Domino inkjet unit at the MPS EF Symjet hybrid press
5) Why should printers consider investing in a hybrid printing line?
Bert van den Brink: To achieve the lowest cost price per 1000 labels, thanks to printing and converting in one pass which results in fewer logistical steps and therefore less waste.
Another reason to invest in a hybrid printing solution, is to make the printing process future-proof. The runs are getting shorter, and today’s investment should still work in 10 years. Be ready for the future!
A hybrid printing press can be a good solution, based on certain job sizes. It is, however, not always the best solution. Still the greater number of today’s jobs on the market are larger than the hybrid press is capable of handling efficiently. You still need a conventional press for the longer runs.
If you are in doubt whether a hybrid press is the right solution for you, we’d be happy to give you advice.
6) Is there a combination (e.g. flexo & digital, conventional & embellishment technologies) which is most preferred by your customers?
Bert van den Brink: Yes: the combination of inkjet (four to seven colours) with two or three flexo printing stations, combined with die-cutting (rotary or semi-rotary) is the preferred combination of most of our customers. With this method of working, you will see a big demand for additional functionalities such as de-lam/re-lam, cross-over unit, screen printing or a sheeter. When choosing a hybrid press, you can also choose extra technologies. It is also possible to add converting units later. It is a truly future-proof solution.
7) Flexible packaging is showing growth rates worldwide. Do you think label printers should see flexible packaging as a chance or more as a competitive type of packaging?
Bert van den Brink: We see flexible packaging as a huge opportunity, definitely not as a competitive type of packaging. Label printers are used to short delivery times and shorter runs. Therefore, they can follow the current trend in the packaging industry.
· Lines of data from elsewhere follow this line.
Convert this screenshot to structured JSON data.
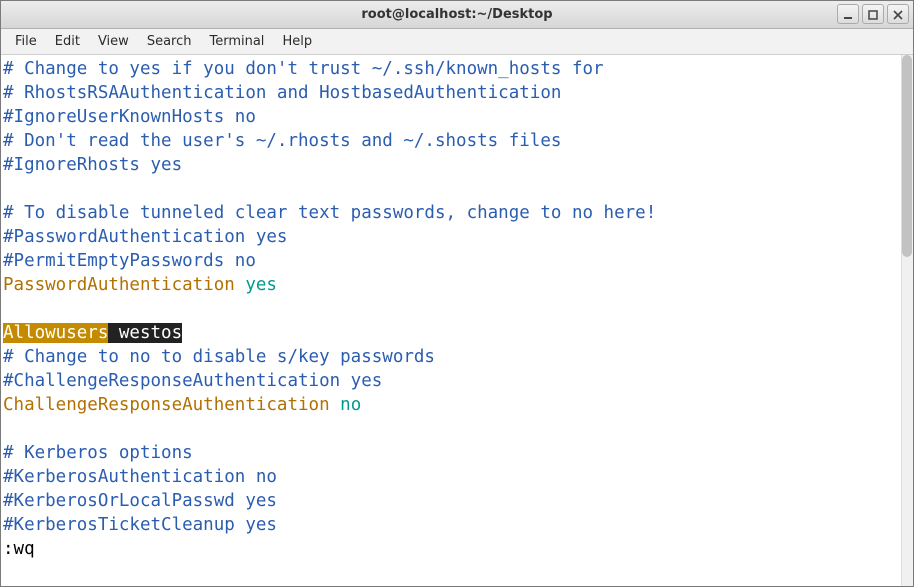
{
  "window": {
    "title": "root@localhost:~/Desktop"
  },
  "menu": {
    "items": [
      "File",
      "Edit",
      "View",
      "Search",
      "Terminal",
      "Help"
    ]
  },
  "editor": {
    "lines": [
      {
        "segments": [
          {
            "text": "# Change to yes if you don't trust ~/.ssh/known_hosts for",
            "cls": "c-comment"
          }
        ]
      },
      {
        "segments": [
          {
            "text": "# RhostsRSAAuthentication and HostbasedAuthentication",
            "cls": "c-comment"
          }
        ]
      },
      {
        "segments": [
          {
            "text": "#IgnoreUserKnownHosts no",
            "cls": "c-comment"
          }
        ]
      },
      {
        "segments": [
          {
            "text": "# Don't read the user's ~/.rhosts and ~/.shosts files",
            "cls": "c-comment"
          }
        ]
      },
      {
        "segments": [
          {
            "text": "#IgnoreRhosts yes",
            "cls": "c-comment"
          }
        ]
      },
      {
        "segments": [
          {
            "text": " ",
            "cls": ""
          }
        ]
      },
      {
        "segments": [
          {
            "text": "# To disable tunneled clear text passwords, change to no here!",
            "cls": "c-comment"
          }
        ]
      },
      {
        "segments": [
          {
            "text": "#PasswordAuthentication yes",
            "cls": "c-comment"
          }
        ]
      },
      {
        "segments": [
          {
            "text": "#PermitEmptyPasswords no",
            "cls": "c-comment"
          }
        ]
      },
      {
        "segments": [
          {
            "text": "PasswordAuthentication ",
            "cls": "c-key"
          },
          {
            "text": "yes",
            "cls": "c-val-yes"
          }
        ]
      },
      {
        "segments": [
          {
            "text": " ",
            "cls": ""
          }
        ]
      },
      {
        "segments": [
          {
            "text": "Allowusers",
            "cls": "hl-key"
          },
          {
            "text": " westos",
            "cls": "hl-val"
          }
        ]
      },
      {
        "segments": [
          {
            "text": "# Change to no to disable s/key passwords",
            "cls": "c-comment"
          }
        ]
      },
      {
        "segments": [
          {
            "text": "#ChallengeResponseAuthentication yes",
            "cls": "c-comment"
          }
        ]
      },
      {
        "segments": [
          {
            "text": "ChallengeResponseAuthentication ",
            "cls": "c-key"
          },
          {
            "text": "no",
            "cls": "c-val-no"
          }
        ]
      },
      {
        "segments": [
          {
            "text": " ",
            "cls": ""
          }
        ]
      },
      {
        "segments": [
          {
            "text": "# Kerberos options",
            "cls": "c-comment"
          }
        ]
      },
      {
        "segments": [
          {
            "text": "#KerberosAuthentication no",
            "cls": "c-comment"
          }
        ]
      },
      {
        "segments": [
          {
            "text": "#KerberosOrLocalPasswd yes",
            "cls": "c-comment"
          }
        ]
      },
      {
        "segments": [
          {
            "text": "#KerberosTicketCleanup yes",
            "cls": "c-comment"
          }
        ]
      },
      {
        "segments": [
          {
            "text": ":wq",
            "cls": "c-cmd"
          }
        ]
      }
    ]
  },
  "scrollbar": {
    "thumb_ratio_top": 0.0,
    "thumb_ratio_height": 0.38
  },
  "icons": {
    "minimize": "minimize-icon",
    "maximize": "maximize-icon",
    "close": "close-icon"
  }
}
The printer should, however, have a multi-substrate press in order to print packaging material like unsupported films, shrink sleeves and lamitube.
8) Which other trends do you think will be relevant for label printers during the coming years?
Bert van den Brink: Process control, which means automation, which means connectivity, means MPS’ “talk to me”!
At Labelexpo Europe 2017 MPS introduced its system for a fully automated label production, called “Talk to me”. NarrowWebTech already published this concept in detail in 2017.
This interview was first published in NarrowWebTech print issue 2-2018, and is also published on their website.